Giving the film much of its immediacy is its radiant heroine Chunhyang (Lee Hyo Jung), the daughter of a courtesan and no pushover. Married on the sly to the well-to-do, delicately handsome Mongryong (Cho Seung Woo), a governor’s son, she asserts her rights to independence when her husband leaves her to study in Seoul, promising to return. When a savage new governor is appointed to the province where Chunhyang lives, he orders her to pleasure him, and her adamant refusal is her death sentence. What follows is something of a slow-motion cliff-hanger, and even though the eventual rescue operation has a heartiness that would not be out of place in a traditional Hollywood Western, there is also an undercurrent of tragedy. Who knows what will happen after this story? is the message we are left with at the end, and it recasts in shadow all that came before. The supernal beauty of Chunhyang and Mongryong is like something out of a magical picture book. Their allure is too fragile to survive the world’s harshness, and maybe this is why the pansori singer is so jubilantly raucous. He wants to protect these lovers by shouting down the demons.

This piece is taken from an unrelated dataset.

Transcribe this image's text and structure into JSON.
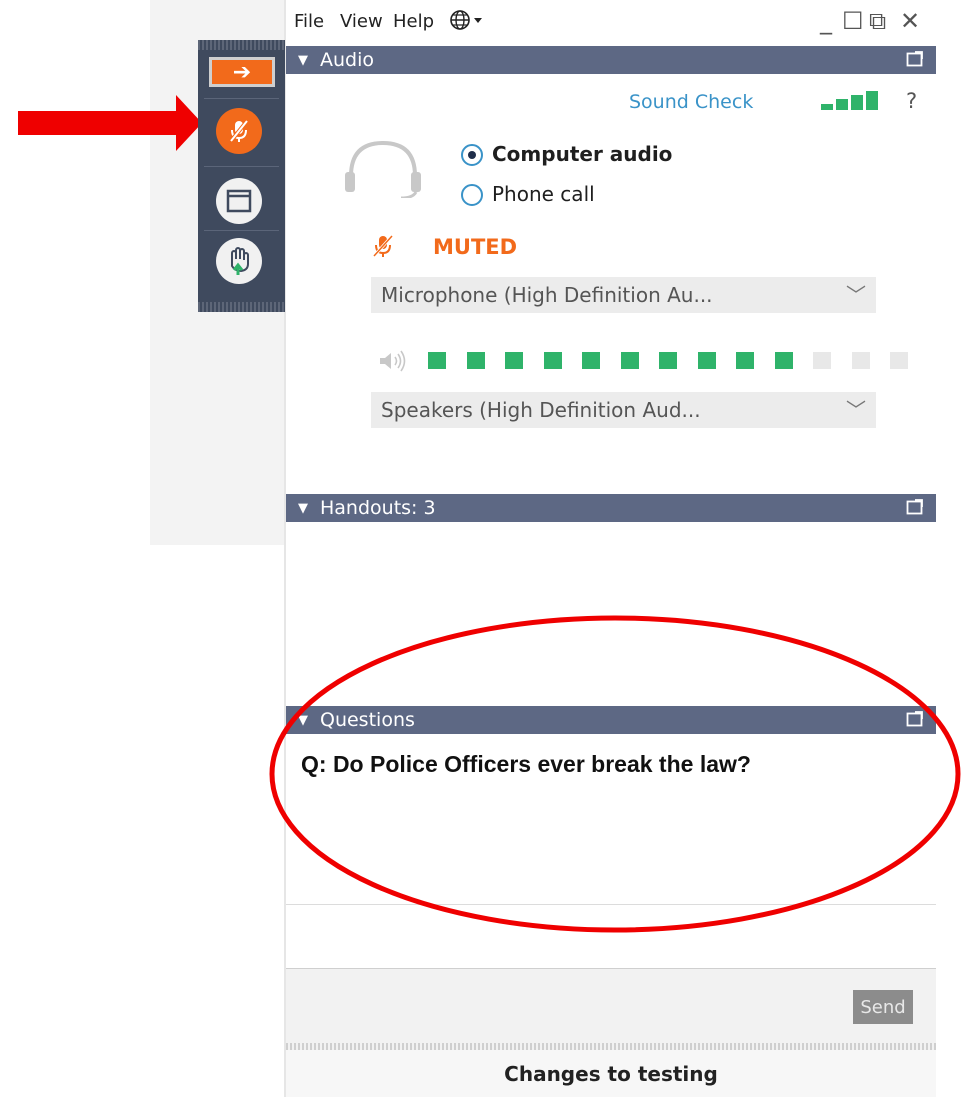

In brief: Vatel, set in 1671 during a visit of King Louis XIV to a prince’s country estate, looks as if it was made to win Oscars, though doubtless it won’t cop many; it’s too turgid with its own upholstered pomp. But Gérard Depardieu, as the prince’s steward Vatel, is better than I’ve ever seen him in an English-language film: Readying the endless procession of royal ceremonies, dipping his worrying fingers into sauces, he is most convincingly a man for whom the spoils of life were created.
Shadow of the Vampire
Directed by E. Elias Merhige; screenplay by Steven Katz; starring John Malkovich, Willem Dafoe, and Catherine McCormack.
All the Pretty Horses
Directed by Billy Bob Thornton; screenplay by Ted Tally; starring Matt Damon, Henry Thomas, and Penélope Cruz.
Before Night Falls
Directed by Julian Schnabel; starring Javier Bardem.
Directed by Im Kwon-Taek; starring Lee Hyo Jungh and Cho Seung Woo.
Starring Gérard Depardieu.